Lines holding the string "прибора" are the ones to copy; find them all in the data.

Source records
* * *

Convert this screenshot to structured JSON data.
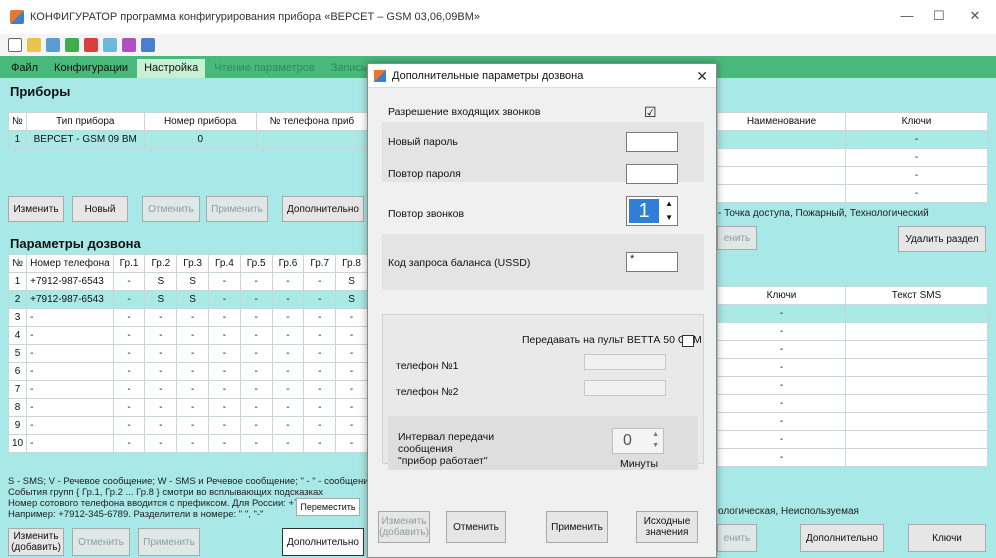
{
  "window": {
    "title": "КОНФИГУРАТОР программа конфигурирования прибора «ВЕРСЕТ – GSM 03,06,09ВМ»",
    "minimize": "—",
    "maximize": "☐",
    "close": "✕"
  },
  "menu": {
    "items": [
      {
        "label": "Файл"
      },
      {
        "label": "Конфигурации"
      },
      {
        "label": "Настройка"
      },
      {
        "label": "Чтение параметров"
      },
      {
        "label": "Запись пара"
      }
    ]
  },
  "devices": {
    "title": "Приборы",
    "headers": [
      "№",
      "Тип прибора",
      "Номер прибора",
      "№ телефона приб"
    ],
    "row": {
      "n": "1",
      "type": "ВЕРСЕТ - GSM 09 ВМ",
      "number": "0",
      "phone": ""
    },
    "buttons": {
      "edit": "Изменить",
      "new": "Новый",
      "cancel": "Отменить",
      "apply": "Применить",
      "more": "Дополнительно"
    }
  },
  "dial": {
    "title": "Параметры дозвона",
    "headers": [
      "№",
      "Номер телефона",
      "Гр.1",
      "Гр.2",
      "Гр.3",
      "Гр.4",
      "Гр.5",
      "Гр.6",
      "Гр.7",
      "Гр.8"
    ],
    "rows": [
      [
        "1",
        "+7912-987-6543",
        "-",
        "S",
        "S",
        "-",
        "-",
        "-",
        "-",
        "S"
      ],
      [
        "2",
        "+7912-987-6543",
        "-",
        "S",
        "S",
        "-",
        "-",
        "-",
        "-",
        "S"
      ],
      [
        "3",
        "-",
        "-",
        "-",
        "-",
        "-",
        "-",
        "-",
        "-",
        "-"
      ],
      [
        "4",
        "-",
        "-",
        "-",
        "-",
        "-",
        "-",
        "-",
        "-",
        "-"
      ],
      [
        "5",
        "-",
        "-",
        "-",
        "-",
        "-",
        "-",
        "-",
        "-",
        "-"
      ],
      [
        "6",
        "-",
        "-",
        "-",
        "-",
        "-",
        "-",
        "-",
        "-",
        "-"
      ],
      [
        "7",
        "-",
        "-",
        "-",
        "-",
        "-",
        "-",
        "-",
        "-",
        "-"
      ],
      [
        "8",
        "-",
        "-",
        "-",
        "-",
        "-",
        "-",
        "-",
        "-",
        "-"
      ],
      [
        "9",
        "-",
        "-",
        "-",
        "-",
        "-",
        "-",
        "-",
        "-",
        "-"
      ],
      [
        "10",
        "-",
        "-",
        "-",
        "-",
        "-",
        "-",
        "-",
        "-",
        "-"
      ]
    ],
    "notes": [
      "S - SMS;  V - Речевое сообщение;  W - SMS и Речевое сообщение; \" - \" - сообщения",
      "События групп { Гр.1, Гр.2 ... Гр.8 } смотри во всплывающих подсказках",
      "Номер сотового телефона вводится с префиксом. Для России: +7;",
      "Например: +7912-345-6789. Разделители в номере: \" \", \"-\""
    ],
    "move_button": "Переместить",
    "buttons": {
      "edit": "Изменить (добавить)",
      "cancel": "Отменить",
      "apply": "Применить",
      "more": "Дополнительно"
    }
  },
  "right_top": {
    "headers": [
      "Наименование",
      "Ключи"
    ],
    "rows": [
      [
        "",
        "-"
      ],
      [
        "",
        "-"
      ],
      [
        "",
        "-"
      ],
      [
        "",
        "-"
      ]
    ],
    "caption": "- Точка доступа, Пожарный, Технологический",
    "partial_button": "енить",
    "delete_section": "Удалить раздел"
  },
  "right_bottom": {
    "headers": [
      "Ключи",
      "Текст SMS"
    ],
    "rows": [
      [
        "-",
        ""
      ],
      [
        "-",
        ""
      ],
      [
        "-",
        ""
      ],
      [
        "-",
        ""
      ],
      [
        "-",
        ""
      ],
      [
        "-",
        ""
      ],
      [
        "-",
        ""
      ],
      [
        "-",
        ""
      ],
      [
        "-",
        ""
      ]
    ],
    "caption": "ологическая, Неиспользуемая",
    "partial_button": "енить",
    "more": "Дополнительно",
    "keys": "Ключи"
  },
  "dialog": {
    "title": "Дополнительные параметры дозвона",
    "close": "✕",
    "allow_incoming": "Разрешение входящих звонков",
    "allow_incoming_checked": "☑",
    "new_password": "Новый пароль",
    "repeat_password": "Повтор пароля",
    "repeat_calls": "Повтор звонков",
    "repeat_calls_value": "1",
    "balance_code": "Код запроса баланса (USSD)",
    "balance_code_value": "*",
    "send_to_console": "Передавать на пульт ВЕТТА 50 GSM",
    "phone1": "телефон №1",
    "phone2": "телефон №2",
    "interval_label_1": "Интервал передачи",
    "interval_label_2": "сообщения",
    "interval_label_3": "\"прибор работает\"",
    "interval_value": "0",
    "minutes": "Минуты",
    "buttons": {
      "edit": "Изменить (добавить)",
      "cancel": "Отменить",
      "apply": "Применить",
      "defaults": "Исходные значения"
    }
  }
}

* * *

# RESULT OF THE TASK:
    "title": "КОНФИГУРАТОР программа конфигурирования прибора «ВЕРСЕТ – GSM 03,06,09ВМ»",
      "Тип прибора",
      "Номер прибора",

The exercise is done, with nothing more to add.